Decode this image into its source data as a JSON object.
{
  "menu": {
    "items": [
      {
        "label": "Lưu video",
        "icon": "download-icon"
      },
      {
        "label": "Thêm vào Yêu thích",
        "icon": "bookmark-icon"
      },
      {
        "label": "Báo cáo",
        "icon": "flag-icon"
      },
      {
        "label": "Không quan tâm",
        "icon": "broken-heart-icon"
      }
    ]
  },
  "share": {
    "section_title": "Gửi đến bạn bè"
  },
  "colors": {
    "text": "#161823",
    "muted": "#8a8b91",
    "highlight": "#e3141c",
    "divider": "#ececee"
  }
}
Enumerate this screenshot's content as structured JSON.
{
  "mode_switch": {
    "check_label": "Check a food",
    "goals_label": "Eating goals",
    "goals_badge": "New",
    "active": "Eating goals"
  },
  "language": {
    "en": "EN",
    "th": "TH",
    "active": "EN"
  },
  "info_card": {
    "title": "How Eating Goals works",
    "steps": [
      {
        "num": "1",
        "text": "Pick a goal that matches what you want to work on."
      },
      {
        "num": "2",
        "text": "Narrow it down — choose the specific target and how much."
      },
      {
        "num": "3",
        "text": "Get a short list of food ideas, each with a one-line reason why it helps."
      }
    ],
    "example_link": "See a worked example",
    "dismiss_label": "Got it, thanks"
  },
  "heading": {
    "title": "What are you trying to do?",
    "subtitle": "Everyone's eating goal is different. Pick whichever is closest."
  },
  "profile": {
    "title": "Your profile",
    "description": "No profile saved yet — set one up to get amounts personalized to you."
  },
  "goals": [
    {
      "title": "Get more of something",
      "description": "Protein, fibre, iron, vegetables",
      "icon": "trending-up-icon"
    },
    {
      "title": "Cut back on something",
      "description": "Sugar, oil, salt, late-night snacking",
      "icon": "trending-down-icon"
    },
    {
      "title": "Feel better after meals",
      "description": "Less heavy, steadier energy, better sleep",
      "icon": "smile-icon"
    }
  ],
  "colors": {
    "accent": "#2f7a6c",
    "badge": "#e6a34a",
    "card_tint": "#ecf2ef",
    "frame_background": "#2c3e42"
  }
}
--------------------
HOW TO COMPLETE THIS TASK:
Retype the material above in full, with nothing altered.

WRITTEN ANSWER:
Decode this image into its source data as a JSON object.
{
  "menu": {
    "items": [
      {
        "label": "Lưu video",
        "icon": "download-icon"
      },
      {
        "label": "Thêm vào Yêu thích",
        "icon": "bookmark-icon"
      },
      {
        "label": "Báo cáo",
        "icon": "flag-icon"
      },
      {
        "label": "Không quan tâm",
        "icon": "broken-heart-icon"
      }
    ]
  },
  "share": {
    "section_title": "Gửi đến bạn bè"
  },
  "colors": {
    "text": "#161823",
    "muted": "#8a8b91",
    "highlight": "#e3141c",
    "divider": "#ececee"
  }
}
Enumerate this screenshot's content as structured JSON.
{
  "mode_switch": {
    "check_label": "Check a food",
    "goals_label": "Eating goals",
    "goals_badge": "New",
    "active": "Eating goals"
  },
  "language": {
    "en": "EN",
    "th": "TH",
    "active": "EN"
  },
  "info_card": {
    "title": "How Eating Goals works",
    "steps": [
      {
        "num": "1",
        "text": "Pick a goal that matches what you want to work on."
      },
      {
        "num": "2",
        "text": "Narrow it down — choose the specific target and how much."
      },
      {
        "num": "3",
        "text": "Get a short list of food ideas, each with a one-line reason why it helps."
      }
    ],
    "example_link": "See a worked example",
    "dismiss_label": "Got it, thanks"
  },
  "heading": {
    "title": "What are you trying to do?",
    "subtitle": "Everyone's eating goal is different. Pick whichever is closest."
  },
  "profile": {
    "title": "Your profile",
    "description": "No profile saved yet — set one up to get amounts personalized to you."
  },
  "goals": [
    {
      "title": "Get more of something",
      "description": "Protein, fibre, iron, vegetables",
      "icon": "trending-up-icon"
    },
    {
      "title": "Cut back on something",
      "description": "Sugar, oil, salt, late-night snacking",
      "icon": "trending-down-icon"
    },
    {
      "title": "Feel better after meals",
      "description": "Less heavy, steadier energy, better sleep",
      "icon": "smile-icon"
    }
  ],
  "colors": {
    "accent": "#2f7a6c",
    "badge": "#e6a34a",
    "card_tint": "#ecf2ef",
    "frame_background": "#2c3e42"
  }
}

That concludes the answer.